Kingston upon Hull, Humberside, UK
associated engineer
Sir Benjamin Baker
Sir John Wolfe Barry
A.C. Hurtzig
C.A. Brereton
date  1899 - 26th June 1914
UK era  Modern  |  category  Docks/Slipway  |  reference  TA143287
The King George Dock was the first fully electrically operated dock in the UK. It was built jointly by the Hull & Barnsley Railway and the North Eastern Railway companies, being known originally as the Joint Dock. Its primary purpose was for exporting coal from the coal mines of Derbyshire, Nottinghamshire and Yorkshire.

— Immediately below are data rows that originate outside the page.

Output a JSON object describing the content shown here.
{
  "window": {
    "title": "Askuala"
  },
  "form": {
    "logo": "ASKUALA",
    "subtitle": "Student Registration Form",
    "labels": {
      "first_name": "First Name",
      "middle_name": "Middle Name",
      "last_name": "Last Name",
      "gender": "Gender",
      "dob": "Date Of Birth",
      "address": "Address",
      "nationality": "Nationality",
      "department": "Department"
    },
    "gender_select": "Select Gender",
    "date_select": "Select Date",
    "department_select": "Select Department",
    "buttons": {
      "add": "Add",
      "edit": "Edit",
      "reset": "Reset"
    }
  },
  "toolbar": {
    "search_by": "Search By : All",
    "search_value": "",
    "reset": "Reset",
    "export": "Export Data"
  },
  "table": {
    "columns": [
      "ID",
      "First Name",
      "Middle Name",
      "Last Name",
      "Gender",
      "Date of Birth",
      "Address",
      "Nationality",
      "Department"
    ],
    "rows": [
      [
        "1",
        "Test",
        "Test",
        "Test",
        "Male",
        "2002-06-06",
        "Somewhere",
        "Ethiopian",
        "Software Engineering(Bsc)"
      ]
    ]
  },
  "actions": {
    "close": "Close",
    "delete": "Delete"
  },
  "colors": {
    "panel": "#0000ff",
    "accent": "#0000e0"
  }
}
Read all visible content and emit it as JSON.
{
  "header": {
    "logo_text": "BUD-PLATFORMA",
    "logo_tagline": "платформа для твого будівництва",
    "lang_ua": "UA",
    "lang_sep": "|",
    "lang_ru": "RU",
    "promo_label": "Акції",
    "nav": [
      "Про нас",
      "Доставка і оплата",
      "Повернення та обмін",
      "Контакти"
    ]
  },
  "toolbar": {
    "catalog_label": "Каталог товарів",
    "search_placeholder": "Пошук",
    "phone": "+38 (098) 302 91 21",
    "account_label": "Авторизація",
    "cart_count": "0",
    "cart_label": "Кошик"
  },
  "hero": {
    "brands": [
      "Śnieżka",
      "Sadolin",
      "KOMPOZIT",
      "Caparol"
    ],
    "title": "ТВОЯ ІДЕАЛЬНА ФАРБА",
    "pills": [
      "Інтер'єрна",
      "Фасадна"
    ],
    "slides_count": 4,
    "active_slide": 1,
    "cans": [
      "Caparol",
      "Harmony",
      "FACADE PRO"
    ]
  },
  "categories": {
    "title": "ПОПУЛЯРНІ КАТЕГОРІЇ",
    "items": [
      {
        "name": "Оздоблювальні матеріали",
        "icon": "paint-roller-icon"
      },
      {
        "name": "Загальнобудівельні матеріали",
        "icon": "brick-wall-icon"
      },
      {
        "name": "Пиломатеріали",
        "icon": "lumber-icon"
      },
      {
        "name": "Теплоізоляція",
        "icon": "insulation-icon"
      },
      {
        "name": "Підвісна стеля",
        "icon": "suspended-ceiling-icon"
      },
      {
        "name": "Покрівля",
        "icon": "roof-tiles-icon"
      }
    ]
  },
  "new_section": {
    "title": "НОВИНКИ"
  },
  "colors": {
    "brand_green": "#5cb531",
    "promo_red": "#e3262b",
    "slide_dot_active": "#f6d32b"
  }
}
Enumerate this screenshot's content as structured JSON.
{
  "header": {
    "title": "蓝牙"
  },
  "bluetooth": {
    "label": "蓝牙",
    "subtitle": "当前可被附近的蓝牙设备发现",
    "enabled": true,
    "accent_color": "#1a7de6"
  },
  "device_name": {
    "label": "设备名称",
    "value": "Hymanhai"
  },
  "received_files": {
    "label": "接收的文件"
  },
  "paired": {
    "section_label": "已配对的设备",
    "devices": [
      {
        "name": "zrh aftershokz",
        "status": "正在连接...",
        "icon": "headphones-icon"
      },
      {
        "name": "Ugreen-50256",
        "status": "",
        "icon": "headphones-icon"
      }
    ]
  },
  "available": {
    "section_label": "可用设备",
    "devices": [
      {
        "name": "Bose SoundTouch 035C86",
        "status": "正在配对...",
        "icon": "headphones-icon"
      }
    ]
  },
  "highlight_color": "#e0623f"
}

A dock on the River Humber was proposed in 1898 but was opposed by the Humber Conservancy Board who were concerned that the structure would divert the river's course. However, in 1899 the Hull Joint Dock Act was passed, and the dock was built to a design by Sir Benjamin Baker and Sir John Wolfe Barry, who worked together on several docking projects. Baker's partner A.C. Hurtzig, and C.A. Brereton were the other engineers.
The Joint Dock was opened by their majesties King George V and Queen Mary on 26th June 1914, and renamed the King George Dock.
The dock is located on the north bank of the Humber and covers an area of some 21 hectares, with more than 2.7km of quays. The two 'arms' of the dock meet in a central turning area approximately 305m square, which connects it to the river through an entrance lock 229m long and 26m wide.
The north west arm has three quays, and direct connections to the rail network. At first the dock was used mainly for cargoes of coal but in 1919 a grain silo and two berths were added. Later, when coal exports declined, the quays were used for shipping wool, meat, fruit, vegetables and perishable goods.
Two graving (dry) docks were built at the east end of the dock, capable of accommodating the largest vessels using the port.
The south east arm was used for cargoes of wood, ores, pig iron, copper, scrap metal, machinery, iron and steel. Hull remains the UK's leading timber port, and the estuary's only passenger port.
In 1965, berths were constructed for the new roll-on roll-off (Ro-Ro) ferries that handled the increasing traffic between Britain and Europe/Scandinavia. Services between Hull and Rotterdam, and Hull and Zeebrugge, began. In 1966, ferries began docking in Sweden. More Ro-Ro terminals opened on 23rd January 1973 on Quay West in the King George Dock.
Research: ECPK
Obituary, Sir Benjamin Baker
Proceedings of the Institution of Civil Engineers, pp.377-383, London, 1907
"King George Dock, Hull: Major Developments, 1959-1963" by D.G. McGarey
Proceedings of the Institution of Civil Engineers, Vol. 27, Issue 3, pp.465-490, London, March 1964

King George Dock, Hull